## EXERCISE BRIEF
Pull every line of the entries that has the word "درمان".

## TASK INPUT
┌────────

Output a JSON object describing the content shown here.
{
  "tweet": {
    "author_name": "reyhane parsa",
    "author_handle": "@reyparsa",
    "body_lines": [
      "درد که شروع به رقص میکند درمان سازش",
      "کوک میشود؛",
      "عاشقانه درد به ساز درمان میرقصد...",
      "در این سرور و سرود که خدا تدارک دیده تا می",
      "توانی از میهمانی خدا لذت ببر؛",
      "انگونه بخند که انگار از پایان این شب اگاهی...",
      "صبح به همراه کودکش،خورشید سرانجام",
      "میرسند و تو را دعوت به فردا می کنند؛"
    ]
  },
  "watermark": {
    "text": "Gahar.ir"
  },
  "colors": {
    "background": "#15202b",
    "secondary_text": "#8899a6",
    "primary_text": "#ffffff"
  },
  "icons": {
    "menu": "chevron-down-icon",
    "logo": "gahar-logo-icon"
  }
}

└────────

## SOLUTION
      "درد که شروع به رقص میکند درمان سازش",
      "عاشقانه درد به ساز درمان میرقصد...",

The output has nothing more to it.